(Beginning of Records for processing)

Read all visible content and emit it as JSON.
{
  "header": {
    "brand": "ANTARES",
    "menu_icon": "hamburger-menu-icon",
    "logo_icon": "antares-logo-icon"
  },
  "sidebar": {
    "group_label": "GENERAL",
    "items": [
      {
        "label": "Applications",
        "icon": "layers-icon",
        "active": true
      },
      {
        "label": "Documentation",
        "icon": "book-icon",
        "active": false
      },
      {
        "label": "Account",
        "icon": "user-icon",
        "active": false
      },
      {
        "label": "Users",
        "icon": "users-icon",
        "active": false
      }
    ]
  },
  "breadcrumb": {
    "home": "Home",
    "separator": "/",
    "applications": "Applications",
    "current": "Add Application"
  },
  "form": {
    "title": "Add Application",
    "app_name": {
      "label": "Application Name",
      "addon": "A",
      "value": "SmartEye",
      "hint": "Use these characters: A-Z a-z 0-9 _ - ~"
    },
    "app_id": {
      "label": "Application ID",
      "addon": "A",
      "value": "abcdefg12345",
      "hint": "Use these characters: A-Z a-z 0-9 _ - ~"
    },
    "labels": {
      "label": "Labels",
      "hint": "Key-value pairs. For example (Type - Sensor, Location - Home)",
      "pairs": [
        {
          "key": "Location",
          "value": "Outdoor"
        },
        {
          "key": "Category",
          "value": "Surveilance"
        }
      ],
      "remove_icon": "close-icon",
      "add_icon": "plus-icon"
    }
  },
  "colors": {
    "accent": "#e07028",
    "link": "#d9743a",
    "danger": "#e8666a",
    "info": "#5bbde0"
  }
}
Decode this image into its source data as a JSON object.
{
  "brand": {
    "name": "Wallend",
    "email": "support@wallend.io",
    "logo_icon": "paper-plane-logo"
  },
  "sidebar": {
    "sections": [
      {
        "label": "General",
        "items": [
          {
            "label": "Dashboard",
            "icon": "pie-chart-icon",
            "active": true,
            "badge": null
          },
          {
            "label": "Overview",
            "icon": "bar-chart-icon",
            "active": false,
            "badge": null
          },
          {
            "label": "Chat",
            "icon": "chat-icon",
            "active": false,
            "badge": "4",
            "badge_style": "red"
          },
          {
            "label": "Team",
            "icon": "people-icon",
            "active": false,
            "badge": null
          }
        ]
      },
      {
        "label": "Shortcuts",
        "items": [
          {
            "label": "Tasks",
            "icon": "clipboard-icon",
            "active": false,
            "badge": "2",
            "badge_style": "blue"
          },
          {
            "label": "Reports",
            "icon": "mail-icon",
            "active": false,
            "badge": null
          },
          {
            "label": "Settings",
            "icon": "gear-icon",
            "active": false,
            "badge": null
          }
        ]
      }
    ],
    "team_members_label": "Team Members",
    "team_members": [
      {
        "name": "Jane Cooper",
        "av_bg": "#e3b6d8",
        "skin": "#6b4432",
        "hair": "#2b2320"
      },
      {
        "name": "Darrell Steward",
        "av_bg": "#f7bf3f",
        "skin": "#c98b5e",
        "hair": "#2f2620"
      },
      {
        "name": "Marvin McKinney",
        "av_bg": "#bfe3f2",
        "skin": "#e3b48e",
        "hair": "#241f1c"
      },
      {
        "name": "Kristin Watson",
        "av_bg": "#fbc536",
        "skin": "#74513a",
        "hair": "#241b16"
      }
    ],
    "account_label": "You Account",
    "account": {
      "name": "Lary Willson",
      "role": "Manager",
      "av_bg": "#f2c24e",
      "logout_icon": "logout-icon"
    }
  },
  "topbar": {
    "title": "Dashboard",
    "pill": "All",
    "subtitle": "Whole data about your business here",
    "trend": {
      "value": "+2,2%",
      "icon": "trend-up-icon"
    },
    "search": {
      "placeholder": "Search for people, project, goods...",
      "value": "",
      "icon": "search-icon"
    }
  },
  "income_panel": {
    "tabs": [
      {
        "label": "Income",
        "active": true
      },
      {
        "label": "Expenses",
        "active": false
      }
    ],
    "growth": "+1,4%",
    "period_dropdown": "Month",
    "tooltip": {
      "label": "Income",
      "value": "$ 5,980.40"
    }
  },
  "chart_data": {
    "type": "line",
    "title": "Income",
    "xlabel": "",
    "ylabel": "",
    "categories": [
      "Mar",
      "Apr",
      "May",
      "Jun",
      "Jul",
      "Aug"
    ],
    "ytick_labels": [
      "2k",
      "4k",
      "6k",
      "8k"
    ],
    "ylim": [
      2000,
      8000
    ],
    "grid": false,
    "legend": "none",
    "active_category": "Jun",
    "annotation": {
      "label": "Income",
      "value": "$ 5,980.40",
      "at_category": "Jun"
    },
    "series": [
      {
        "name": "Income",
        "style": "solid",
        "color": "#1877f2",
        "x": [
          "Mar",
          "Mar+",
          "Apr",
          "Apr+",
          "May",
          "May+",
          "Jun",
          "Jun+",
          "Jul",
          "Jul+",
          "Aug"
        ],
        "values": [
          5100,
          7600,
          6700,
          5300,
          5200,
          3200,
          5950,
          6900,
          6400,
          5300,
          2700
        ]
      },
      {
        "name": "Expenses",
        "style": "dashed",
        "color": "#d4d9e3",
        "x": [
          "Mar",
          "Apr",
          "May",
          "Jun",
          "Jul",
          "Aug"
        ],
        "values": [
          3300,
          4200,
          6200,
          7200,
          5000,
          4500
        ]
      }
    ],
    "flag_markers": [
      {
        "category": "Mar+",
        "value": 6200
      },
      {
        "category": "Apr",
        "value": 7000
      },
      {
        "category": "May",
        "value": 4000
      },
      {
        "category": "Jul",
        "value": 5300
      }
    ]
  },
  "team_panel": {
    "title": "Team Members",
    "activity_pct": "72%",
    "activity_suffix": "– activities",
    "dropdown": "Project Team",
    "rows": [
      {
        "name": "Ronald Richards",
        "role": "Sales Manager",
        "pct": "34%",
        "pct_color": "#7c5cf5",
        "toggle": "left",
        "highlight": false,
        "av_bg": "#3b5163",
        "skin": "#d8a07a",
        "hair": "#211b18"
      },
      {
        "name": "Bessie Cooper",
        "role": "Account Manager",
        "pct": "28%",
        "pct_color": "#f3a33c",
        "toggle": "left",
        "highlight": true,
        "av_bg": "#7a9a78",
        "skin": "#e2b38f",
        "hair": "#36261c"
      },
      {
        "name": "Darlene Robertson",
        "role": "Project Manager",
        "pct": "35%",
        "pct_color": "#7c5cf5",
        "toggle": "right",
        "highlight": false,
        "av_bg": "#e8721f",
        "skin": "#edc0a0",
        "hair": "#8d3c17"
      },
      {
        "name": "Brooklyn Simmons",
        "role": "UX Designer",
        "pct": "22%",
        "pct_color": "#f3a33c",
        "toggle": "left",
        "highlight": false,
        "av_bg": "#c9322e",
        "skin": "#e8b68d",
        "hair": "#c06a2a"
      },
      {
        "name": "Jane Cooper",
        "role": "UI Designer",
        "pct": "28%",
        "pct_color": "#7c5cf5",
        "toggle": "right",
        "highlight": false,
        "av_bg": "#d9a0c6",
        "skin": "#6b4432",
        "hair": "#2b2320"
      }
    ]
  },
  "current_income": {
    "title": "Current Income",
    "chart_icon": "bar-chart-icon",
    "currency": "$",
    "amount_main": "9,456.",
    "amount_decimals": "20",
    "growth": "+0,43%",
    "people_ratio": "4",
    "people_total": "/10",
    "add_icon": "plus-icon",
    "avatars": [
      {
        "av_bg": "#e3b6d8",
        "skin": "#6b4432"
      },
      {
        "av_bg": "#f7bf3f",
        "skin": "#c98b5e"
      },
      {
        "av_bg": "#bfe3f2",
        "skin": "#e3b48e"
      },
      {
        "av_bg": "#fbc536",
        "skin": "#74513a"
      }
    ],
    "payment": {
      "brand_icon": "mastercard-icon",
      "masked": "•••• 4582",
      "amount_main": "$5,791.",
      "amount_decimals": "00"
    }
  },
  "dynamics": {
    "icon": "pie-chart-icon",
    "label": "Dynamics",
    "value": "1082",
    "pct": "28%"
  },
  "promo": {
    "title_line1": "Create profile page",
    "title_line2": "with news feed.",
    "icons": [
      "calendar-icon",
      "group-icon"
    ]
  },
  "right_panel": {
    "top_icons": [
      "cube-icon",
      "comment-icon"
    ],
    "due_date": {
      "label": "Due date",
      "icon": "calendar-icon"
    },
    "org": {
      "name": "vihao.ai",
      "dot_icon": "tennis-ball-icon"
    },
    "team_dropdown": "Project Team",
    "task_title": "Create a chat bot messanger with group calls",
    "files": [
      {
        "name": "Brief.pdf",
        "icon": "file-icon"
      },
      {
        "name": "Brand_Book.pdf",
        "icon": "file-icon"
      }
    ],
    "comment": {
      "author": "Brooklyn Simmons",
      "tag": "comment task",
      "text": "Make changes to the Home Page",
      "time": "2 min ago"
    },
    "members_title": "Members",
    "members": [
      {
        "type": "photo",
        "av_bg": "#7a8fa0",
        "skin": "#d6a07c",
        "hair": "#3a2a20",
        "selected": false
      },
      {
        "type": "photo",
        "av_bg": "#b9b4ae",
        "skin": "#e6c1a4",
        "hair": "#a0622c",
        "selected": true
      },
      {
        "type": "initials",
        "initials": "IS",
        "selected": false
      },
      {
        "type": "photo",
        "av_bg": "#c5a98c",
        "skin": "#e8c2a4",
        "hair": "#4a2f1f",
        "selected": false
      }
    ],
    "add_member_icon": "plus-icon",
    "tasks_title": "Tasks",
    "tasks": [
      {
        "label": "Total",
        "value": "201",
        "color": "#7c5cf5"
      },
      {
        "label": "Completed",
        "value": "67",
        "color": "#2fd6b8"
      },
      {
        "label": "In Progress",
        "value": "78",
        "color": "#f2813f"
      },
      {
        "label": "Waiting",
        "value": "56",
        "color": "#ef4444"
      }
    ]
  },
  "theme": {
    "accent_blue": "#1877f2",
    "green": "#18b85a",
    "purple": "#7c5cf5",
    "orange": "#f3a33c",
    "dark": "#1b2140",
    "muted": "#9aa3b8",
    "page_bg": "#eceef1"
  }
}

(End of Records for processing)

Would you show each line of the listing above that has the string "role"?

      "role": "Manager",
        "role": "Sales Manager",
        "role": "Account Manager",
        "role": "Project Manager",
        "role": "UX Designer",
        "role": "UI Designer",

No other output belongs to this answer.